The library at Meshed / Mashhad in Iran — unknown classical texts!

Let me direct you all to the comments on my earlier post about the discovery of some lost portions of Galen’s On my own books here.  The material is in Arabic translation, and found in a manuscript in Iran, at the library of Meshed.  I’d never heard of it!

A commenter has dug into the question and produced gold!  It seems that there are other unpublished texts there, including a mathematical commentary by Hypatia on Diophantus.  The library is now in a brand new building as well and has a website.

If you know Arabic and want to discover new classical texts, you need to visit Meshed / Mashhad.

8 Responses to “The library at Meshed / Mashhad in Iran — unknown classical texts!”


  1. ikokki

    This is wonderful news. Nothing by Hypatia had survived! All we really knew about her was what some late antiquity historians mentioned. The rest was projection by anticlerical groups of their desires into the past

  2. Roger Pearse

    I think so too! And yet … where is the interest? Does anyone know, even?

  3. Maureen

    Well, apparently it has been a hot argument as to whether it’s A) more Diophantus, B) Hypatia commenting on Diophantus, or C) none of the above. Some guy published about this back in 1968 and I guess they argued about it in the 1970′s and such, but maybe it was mostly a mathematician fight instead of a patristics/classicists fight?

  4. Maureen

    Well, apparently it has been at some time a hot argument as to whether it’s A) more Diophantus, B) Hypatia commenting on Diophantus, or C) none of the above. Some guy published about this back in 1968 and I guess they argued about it in the 1970′s and such, but maybe it was mostly a mathematician fight instead of a patristics/classicists fight?

  5. Maureen

    Apparently many valuable manuscripts from throughout Iran have been moved around and transferred to and from “national libraries” in Tehran. Apparently the Malik Museum’s library has a lot of stuff, and so does the National Parliament’s library. Still not seeing a good catalog online, though.

    There seem to be book-form lists of various Iranian libraries’ mss holdings, and apparently various foreign dignitaries (associated with libraries) have been given them.

  6. Maureen

    The other libraries seem to have manuscript catalogs online, of some sort, but Google doesn’t do Farsi — and it doesn’t seem to do Arabic very well, either.

    The special value of the shrine library is that, under this waqf system of donation (apparently modelled on the Jewish corban), donated books belong to God (and the shrine) and cannot be sold away or destroyed (by anybody but Allah, anyway). But this does seem to create an Iranian library culture at other libraries, that is pretty enthused about getting all the donations of mss and rare books that they can get. (As opposed to many libraries in the world that have trouble finding places to put things, and so only accept donations they can use; or deaccession unwanted bits of donated collections.)

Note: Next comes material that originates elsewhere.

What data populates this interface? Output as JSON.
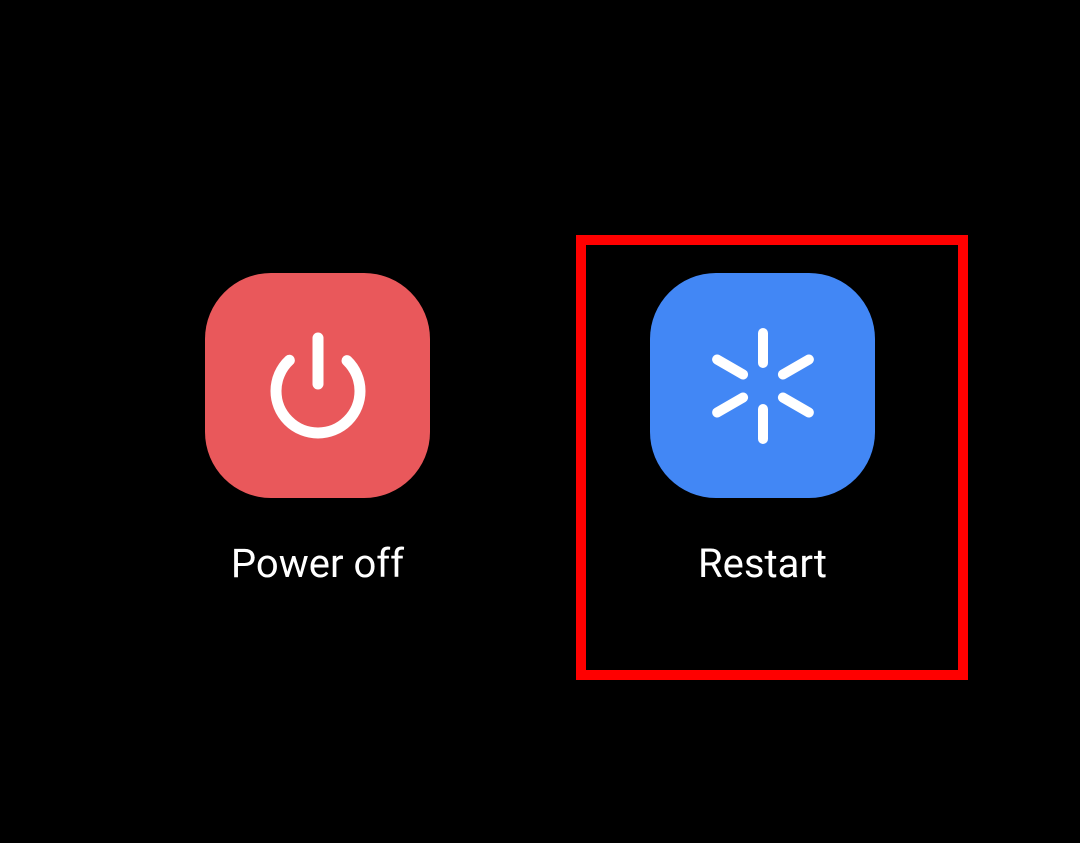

  7. Maureen

    Aeh, I’m an idiot. Google Translate does have Farsi, but it’s listed as “Persian”; but depending on the website, it can be even more at a beginning level than their Arabic. Gibberish with occasional sense poking out.

    The Iranian National Library does have at least some of its mss and rare book collection digitized. It’s on a site called their “Digital Library” (http://dl.nlai.ir/UI/Forms/Index.aspx), which does seem to work pretty well with Translate. If you click on the front page link for “Manuscripts”, you get to a bunch of digitalized stuff. Unfortunately it’s just browsing straight through if you’ve got no search terms, but a determined parallel use of the website and Translate’s version of webpages would probably work out.

  8. Roger Pearse

    This is very useful – thank you! I’m very tied up, but I want to pursue this.